*What the task asks:*
The expected response is the complete listing below, restated exactly, with its pictures omitted.

───

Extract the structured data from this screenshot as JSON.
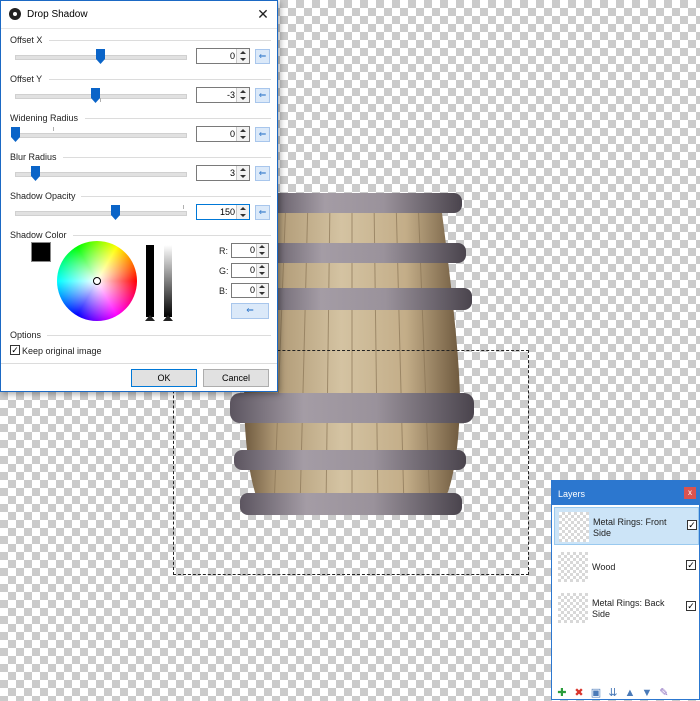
{
  "dialog": {
    "title": "Drop Shadow",
    "offset_x": {
      "label": "Offset X",
      "value": "0",
      "level": 0.5
    },
    "offset_y": {
      "label": "Offset Y",
      "value": "-3",
      "level": 0.47
    },
    "widening_radius": {
      "label": "Widening Radius",
      "value": "0",
      "level": 0.0
    },
    "blur_radius": {
      "label": "Blur Radius",
      "value": "3",
      "level": 0.12
    },
    "shadow_opacity": {
      "label": "Shadow Opacity",
      "value": "150",
      "level": 0.59
    },
    "shadow_color": {
      "label": "Shadow Color",
      "swatch": "#000000",
      "r_label": "R:",
      "r": "0",
      "g_label": "G:",
      "g": "0",
      "b_label": "B:",
      "b": "0"
    },
    "options": {
      "label": "Options",
      "keep_original_label": "Keep original image",
      "keep_original_checked": true
    },
    "ok_label": "OK",
    "cancel_label": "Cancel",
    "accent": "#1b69c4"
  },
  "layers": {
    "title": "Layers",
    "close": "x",
    "items": [
      {
        "name": "Metal Rings: Front Side",
        "visible": true,
        "selected": true
      },
      {
        "name": "Wood",
        "visible": true,
        "selected": false
      },
      {
        "name": "Metal Rings: Back Side",
        "visible": true,
        "selected": false
      }
    ],
    "toolbar_icons": [
      "add-layer-icon",
      "delete-layer-icon",
      "duplicate-layer-icon",
      "merge-layer-down-icon",
      "move-layer-up-icon",
      "move-layer-down-icon",
      "layer-properties-icon"
    ]
  }
}
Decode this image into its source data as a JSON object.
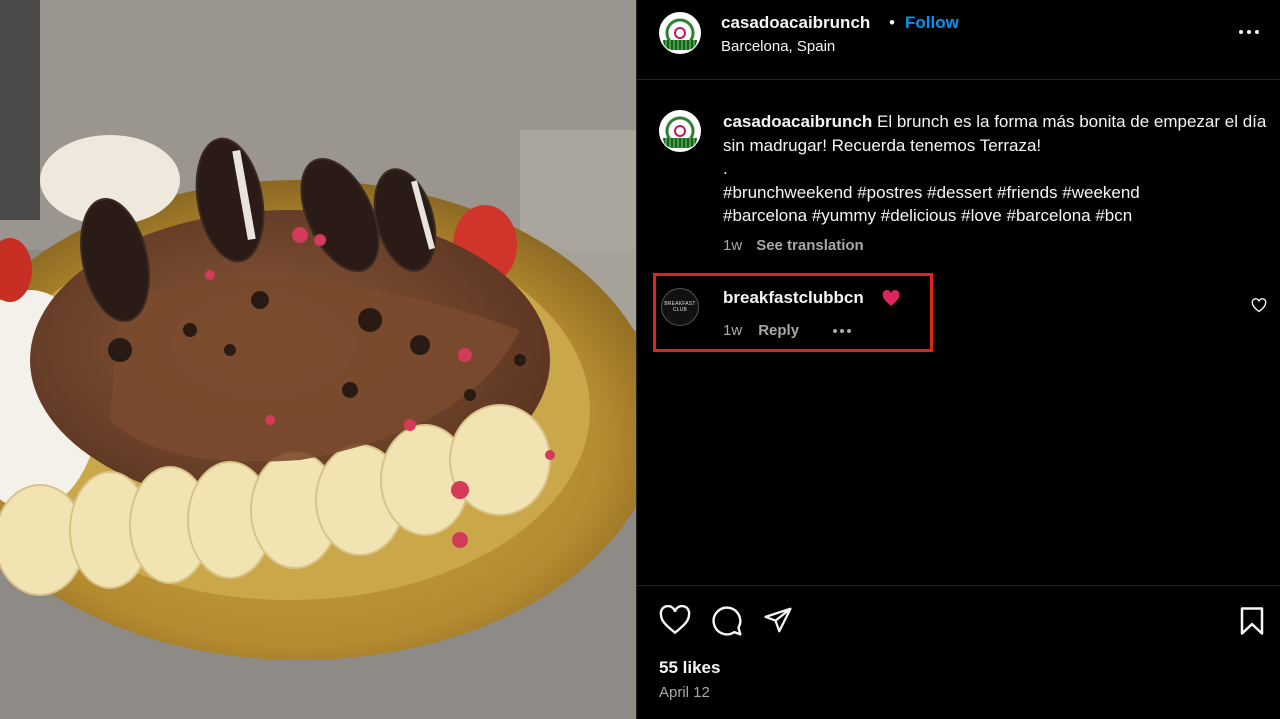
{
  "post": {
    "username": "casadoacaibrunch",
    "separator": "•",
    "follow_label": "Follow",
    "location": "Barcelona, Spain",
    "more_icon": "more-horizontal-icon",
    "photo_description_icon": "dessert-photo"
  },
  "caption": {
    "username": "casadoacaibrunch",
    "text_line1": "El brunch es la forma más bonita de empezar el día sin madrugar! Recuerda tenemos Terraza!",
    "text_dot": ".",
    "hashtags": "#brunchweekend #postres #dessert #friends #weekend #barcelona #yummy #delicious #love #barcelona #bcn",
    "age": "1w",
    "see_translation": "See translation"
  },
  "comment": {
    "username": "breakfastclubbcn",
    "emoji": "heart-emoji",
    "avatar_text": "BREAKFAST CLUB",
    "age": "1w",
    "reply_label": "Reply"
  },
  "footer": {
    "likes": "55 likes",
    "date": "April 12",
    "icons": [
      "heart-icon",
      "comment-icon",
      "share-icon",
      "bookmark-icon"
    ]
  },
  "colors": {
    "background": "#000000",
    "text": "#f5f5f5",
    "muted": "#a8a8a8",
    "follow_blue": "#0095f6",
    "highlight_red": "#e2231a"
  }
}
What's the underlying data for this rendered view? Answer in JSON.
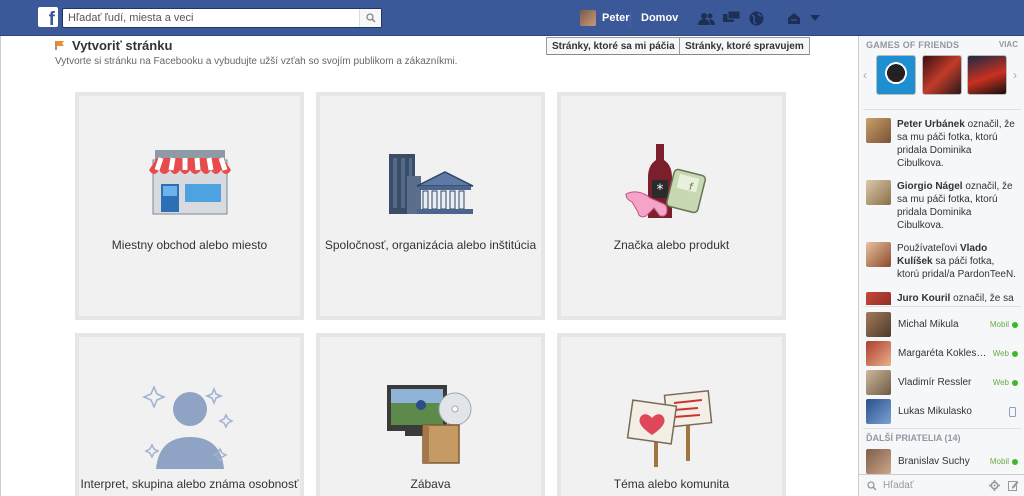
{
  "topbar": {
    "logo": "f",
    "search_placeholder": "Hľadať ľudí, miesta a veci",
    "user_name": "Peter",
    "home_label": "Domov"
  },
  "header": {
    "title": "Vytvoriť stránku",
    "subtitle": "Vytvorte si stránku na Facebooku a vybudujte užší vzťah so svojím publikom a zákazníkmi.",
    "btn_liked": "Stránky, ktoré sa mi páčia",
    "btn_managed": "Stránky, ktoré spravujem"
  },
  "tiles": [
    {
      "label": "Miestny obchod alebo miesto",
      "icon": "storefront-icon"
    },
    {
      "label": "Spoločnosť, organizácia alebo inštitúcia",
      "icon": "buildings-icon"
    },
    {
      "label": "Značka alebo produkt",
      "icon": "products-icon"
    },
    {
      "label": "Interpret, skupina alebo známa osobnosť",
      "icon": "person-sparkles-icon"
    },
    {
      "label": "Zábava",
      "icon": "tv-media-icon"
    },
    {
      "label": "Téma alebo komunita",
      "icon": "signs-heart-icon"
    }
  ],
  "sidebar": {
    "games_title": "GAMES OF FRIENDS",
    "games_more": "VIAC",
    "ticker": [
      {
        "name": "Peter Urbánek",
        "text": " označil, že sa mu páči fotka, ktorú pridala Dominika Cibulkova."
      },
      {
        "name": "Giorgio Nágel",
        "text": " označil, že sa mu páči fotka, ktorú pridala Dominika Cibulkova."
      },
      {
        "prefix": "Používateľovi ",
        "name": "Vlado Kulíšek",
        "text": " sa páči fotka, ktorú pridal/a PardonTeeN."
      },
      {
        "name": "Juro Kouril",
        "text": " označil, že sa"
      }
    ],
    "friends": [
      {
        "name": "Michal Mikula",
        "source": "Mobil"
      },
      {
        "name": "Margaréta Kokles…",
        "source": "Web"
      },
      {
        "name": "Vladimír Ressler",
        "source": "Web"
      },
      {
        "name": "Lukas Mikulasko",
        "source": ""
      }
    ],
    "more_friends": "ĎALŠÍ PRIATELIA (14)",
    "more_list": [
      {
        "name": "Branislav Suchy",
        "source": "Mobil"
      }
    ],
    "search_label": "Hľadať"
  },
  "colors": {
    "brand": "#3b5998",
    "online": "#42b72a"
  }
}
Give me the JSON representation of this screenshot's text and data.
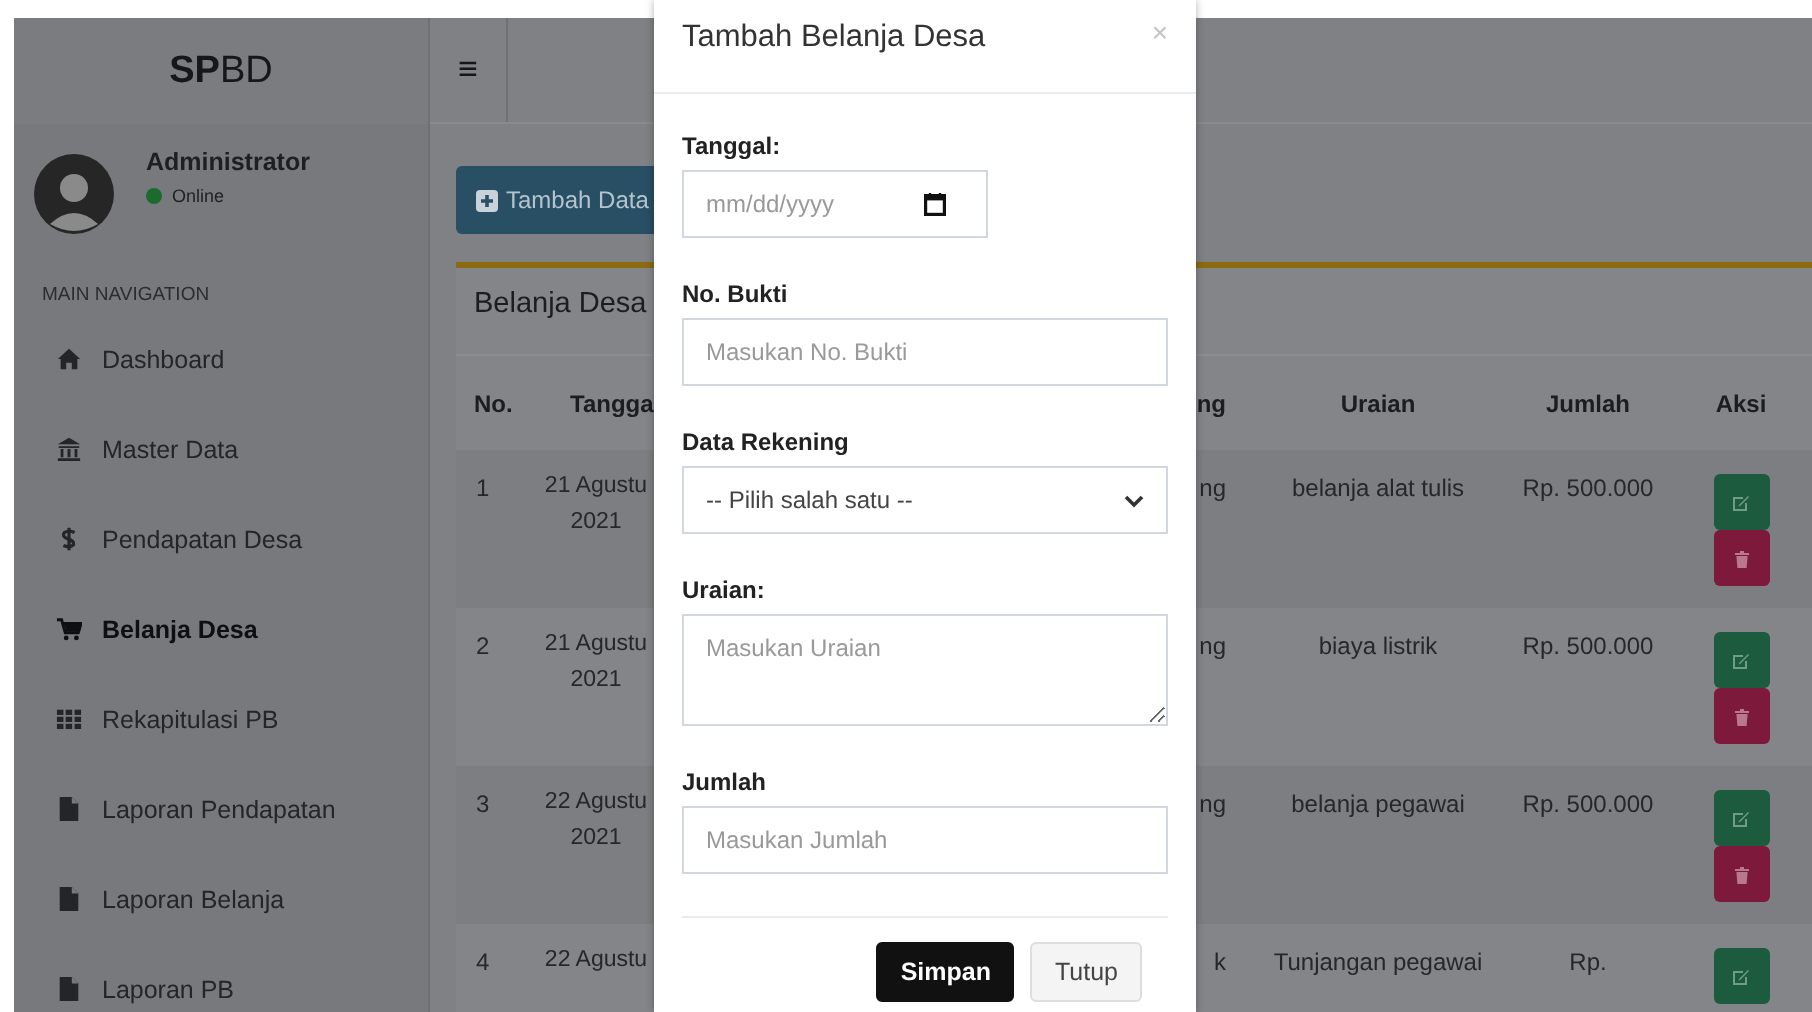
{
  "app": {
    "logo_bold": "SP",
    "logo_rest": "BD",
    "menu_icon": "≡"
  },
  "user": {
    "name": "Administrator",
    "status": "Online"
  },
  "sidebar": {
    "heading": "MAIN NAVIGATION",
    "items": [
      {
        "label": "Dashboard",
        "selected": false
      },
      {
        "label": "Master Data",
        "selected": false
      },
      {
        "label": "Pendapatan Desa",
        "selected": false
      },
      {
        "label": "Belanja Desa",
        "selected": true
      },
      {
        "label": "Rekapitulasi PB",
        "selected": false
      },
      {
        "label": "Laporan Pendapatan",
        "selected": false
      },
      {
        "label": "Laporan Belanja",
        "selected": false
      },
      {
        "label": "Laporan PB",
        "selected": false
      }
    ]
  },
  "content": {
    "add_button": "Tambah Data",
    "card_title": "Belanja Desa",
    "table": {
      "columns": [
        "No.",
        "Tangga",
        "ng",
        "Uraian",
        "Jumlah",
        "Aksi"
      ],
      "rows": [
        {
          "no": "1",
          "date": [
            "21 Agustu",
            "2021"
          ],
          "rekening": "ng",
          "uraian": "belanja alat tulis",
          "jumlah": "Rp. 500.000",
          "delete_button": true
        },
        {
          "no": "2",
          "date": [
            "21 Agustu",
            "2021"
          ],
          "rekening": "ng",
          "uraian": "biaya listrik",
          "jumlah": "Rp. 500.000",
          "delete_button": true
        },
        {
          "no": "3",
          "date": [
            "22 Agustu",
            "2021"
          ],
          "rekening": "ng",
          "uraian": "belanja pegawai",
          "jumlah": "Rp. 500.000",
          "delete_button": true
        },
        {
          "no": "4",
          "date": [
            "22 Agustu"
          ],
          "rekening": "k",
          "uraian": "Tunjangan pegawai",
          "jumlah": "Rp."
        }
      ]
    }
  },
  "modal": {
    "title": "Tambah Belanja Desa",
    "close": "×",
    "fields": [
      {
        "kind": "date",
        "label": "Tanggal:",
        "placeholder": "mm/dd/yyyy"
      },
      {
        "kind": "text",
        "label": "No. Bukti",
        "placeholder": "Masukan No. Bukti"
      },
      {
        "kind": "select",
        "label": "Data Rekening",
        "value": "-- Pilih salah satu --"
      },
      {
        "kind": "textarea",
        "label": "Uraian:",
        "placeholder": "Masukan Uraian"
      },
      {
        "kind": "text",
        "label": "Jumlah",
        "placeholder": "Masukan Jumlah"
      }
    ],
    "buttons": [
      {
        "label": "Simpan",
        "kind": "primary"
      },
      {
        "label": "Tutup",
        "kind": "default"
      }
    ]
  }
}
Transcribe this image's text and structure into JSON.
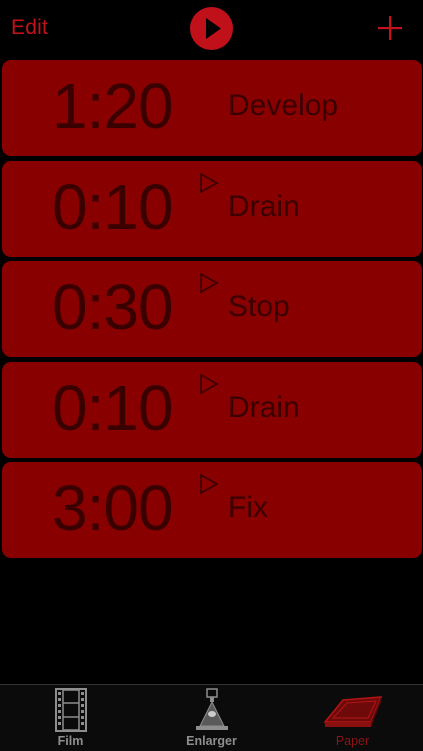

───

*The completed task:*
Extract the structured data from this screenshot as JSON.
{
  "dialog": {
    "title": "Drop Shadow",
    "offset_x": {
      "label": "Offset X",
      "value": "0",
      "level": 0.5
    },
    "offset_y": {
      "label": "Offset Y",
      "value": "-3",
      "level": 0.47
    },
    "widening_radius": {
      "label": "Widening Radius",
      "value": "0",
      "level": 0.0
    },
    "blur_radius": {
      "label": "Blur Radius",
      "value": "3",
      "level": 0.12
    },
    "shadow_opacity": {
      "label": "Shadow Opacity",
      "value": "150",
      "level": 0.59
    },
    "shadow_color": {
      "label": "Shadow Color",
      "swatch": "#000000",
      "r_label": "R:",
      "r": "0",
      "g_label": "G:",
      "g": "0",
      "b_label": "B:",
      "b": "0"
    },
    "options": {
      "label": "Options",
      "keep_original_label": "Keep original image",
      "keep_original_checked": true
    },
    "ok_label": "OK",
    "cancel_label": "Cancel",
    "accent": "#1b69c4"
  },
  "layers": {
    "title": "Layers",
    "close": "x",
    "items": [
      {
        "name": "Metal Rings: Front Side",
        "visible": true,
        "selected": true
      },
      {
        "name": "Wood",
        "visible": true,
        "selected": false
      },
      {
        "name": "Metal Rings: Back Side",
        "visible": true,
        "selected": false
      }
    ],
    "toolbar_icons": [
      "add-layer-icon",
      "delete-layer-icon",
      "duplicate-layer-icon",
      "merge-layer-down-icon",
      "move-layer-up-icon",
      "move-layer-down-icon",
      "layer-properties-icon"
    ]
  }
}
Decode this image into its source data as a JSON object.
{
  "post": {
    "username": "casadoacaibrunch",
    "separator": "•",
    "follow_label": "Follow",
    "location": "Barcelona, Spain",
    "more_icon": "more-horizontal-icon",
    "photo_description_icon": "dessert-photo"
  },
  "caption": {
    "username": "casadoacaibrunch",
    "text_line1": "El brunch es la forma más bonita de empezar el día sin madrugar! Recuerda tenemos Terraza!",
    "text_dot": ".",
    "hashtags": "#brunchweekend #postres #dessert #friends #weekend #barcelona #yummy #delicious #love #barcelona #bcn",
    "age": "1w",
    "see_translation": "See translation"
  },
  "comment": {
    "username": "breakfastclubbcn",
    "emoji": "heart-emoji",
    "avatar_text": "BREAKFAST CLUB",
    "age": "1w",
    "reply_label": "Reply"
  },
  "footer": {
    "likes": "55 likes",
    "date": "April 12",
    "icons": [
      "heart-icon",
      "comment-icon",
      "share-icon",
      "bookmark-icon"
    ]
  },
  "colors": {
    "background": "#000000",
    "text": "#f5f5f5",
    "muted": "#a8a8a8",
    "follow_blue": "#0095f6",
    "highlight_red": "#e2231a"
  }
}
What's the underlying data for this rendered view? Answer in JSON.
{
  "topbar": {
    "logo": "f",
    "search_placeholder": "Hľadať ľudí, miesta a veci",
    "user_name": "Peter",
    "home_label": "Domov"
  },
  "header": {
    "title": "Vytvoriť stránku",
    "subtitle": "Vytvorte si stránku na Facebooku a vybudujte užší vzťah so svojím publikom a zákazníkmi.",
    "btn_liked": "Stránky, ktoré sa mi páčia",
    "btn_managed": "Stránky, ktoré spravujem"
  },
  "tiles": [
    {
      "label": "Miestny obchod alebo miesto",
      "icon": "storefront-icon"
    },
    {
      "label": "Spoločnosť, organizácia alebo inštitúcia",
      "icon": "buildings-icon"
    },
    {
      "label": "Značka alebo produkt",
      "icon": "products-icon"
    },
    {
      "label": "Interpret, skupina alebo známa osobnosť",
      "icon": "person-sparkles-icon"
    },
    {
      "label": "Zábava",
      "icon": "tv-media-icon"
    },
    {
      "label": "Téma alebo komunita",
      "icon": "signs-heart-icon"
    }
  ],
  "sidebar": {
    "games_title": "GAMES OF FRIENDS",
    "games_more": "VIAC",
    "ticker": [
      {
        "name": "Peter Urbánek",
        "text": " označil, že sa mu páči fotka, ktorú pridala Dominika Cibulkova."
      },
      {
        "name": "Giorgio Nágel",
        "text": " označil, že sa mu páči fotka, ktorú pridala Dominika Cibulkova."
      },
      {
        "prefix": "Používateľovi ",
        "name": "Vlado Kulíšek",
        "text": " sa páči fotka, ktorú pridal/a PardonTeeN."
      },
      {
        "name": "Juro Kouril",
        "text": " označil, že sa"
      }
    ],
    "friends": [
      {
        "name": "Michal Mikula",
        "source": "Mobil"
      },
      {
        "name": "Margaréta Kokles…",
        "source": "Web"
      },
      {
        "name": "Vladimír Ressler",
        "source": "Web"
      },
      {
        "name": "Lukas Mikulasko",
        "source": ""
      }
    ],
    "more_friends": "ĎALŠÍ PRIATELIA (14)",
    "more_list": [
      {
        "name": "Branislav Suchy",
        "source": "Mobil"
      }
    ],
    "search_label": "Hľadať"
  },
  "colors": {
    "brand": "#3b5998",
    "online": "#42b72a"
  }
}
Give me the JSON representation of this screenshot's text and data.
{
  "app": {
    "logo_bold": "SP",
    "logo_rest": "BD",
    "menu_icon": "≡"
  },
  "user": {
    "name": "Administrator",
    "status": "Online"
  },
  "sidebar": {
    "heading": "MAIN NAVIGATION",
    "items": [
      {
        "label": "Dashboard",
        "selected": false
      },
      {
        "label": "Master Data",
        "selected": false
      },
      {
        "label": "Pendapatan Desa",
        "selected": false
      },
      {
        "label": "Belanja Desa",
        "selected": true
      },
      {
        "label": "Rekapitulasi PB",
        "selected": false
      },
      {
        "label": "Laporan Pendapatan",
        "selected": false
      },
      {
        "label": "Laporan Belanja",
        "selected": false
      },
      {
        "label": "Laporan PB",
        "selected": false
      }
    ]
  },
  "content": {
    "add_button": "Tambah Data",
    "card_title": "Belanja Desa",
    "table": {
      "columns": [
        "No.",
        "Tangga",
        "ng",
        "Uraian",
        "Jumlah",
        "Aksi"
      ],
      "rows": [
        {
          "no": "1",
          "date": [
            "21 Agustu",
            "2021"
          ],
          "rekening": "ng",
          "uraian": "belanja alat tulis",
          "jumlah": "Rp. 500.000",
          "delete_button": true
        },
        {
          "no": "2",
          "date": [
            "21 Agustu",
            "2021"
          ],
          "rekening": "ng",
          "uraian": "biaya listrik",
          "jumlah": "Rp. 500.000",
          "delete_button": true
        },
        {
          "no": "3",
          "date": [
            "22 Agustu",
            "2021"
          ],
          "rekening": "ng",
          "uraian": "belanja pegawai",
          "jumlah": "Rp. 500.000",
          "delete_button": true
        },
        {
          "no": "4",
          "date": [
            "22 Agustu"
          ],
          "rekening": "k",
          "uraian": "Tunjangan pegawai",
          "jumlah": "Rp."
        }
      ]
    }
  },
  "modal": {
    "title": "Tambah Belanja Desa",
    "close": "×",
    "fields": [
      {
        "kind": "date",
        "label": "Tanggal:",
        "placeholder": "mm/dd/yyyy"
      },
      {
        "kind": "text",
        "label": "No. Bukti",
        "placeholder": "Masukan No. Bukti"
      },
      {
        "kind": "select",
        "label": "Data Rekening",
        "value": "-- Pilih salah satu --"
      },
      {
        "kind": "textarea",
        "label": "Uraian:",
        "placeholder": "Masukan Uraian"
      },
      {
        "kind": "text",
        "label": "Jumlah",
        "placeholder": "Masukan Jumlah"
      }
    ],
    "buttons": [
      {
        "label": "Simpan",
        "kind": "primary"
      },
      {
        "label": "Tutup",
        "kind": "default"
      }
    ]
  }
}
Transcribe this image's text and structure into JSON.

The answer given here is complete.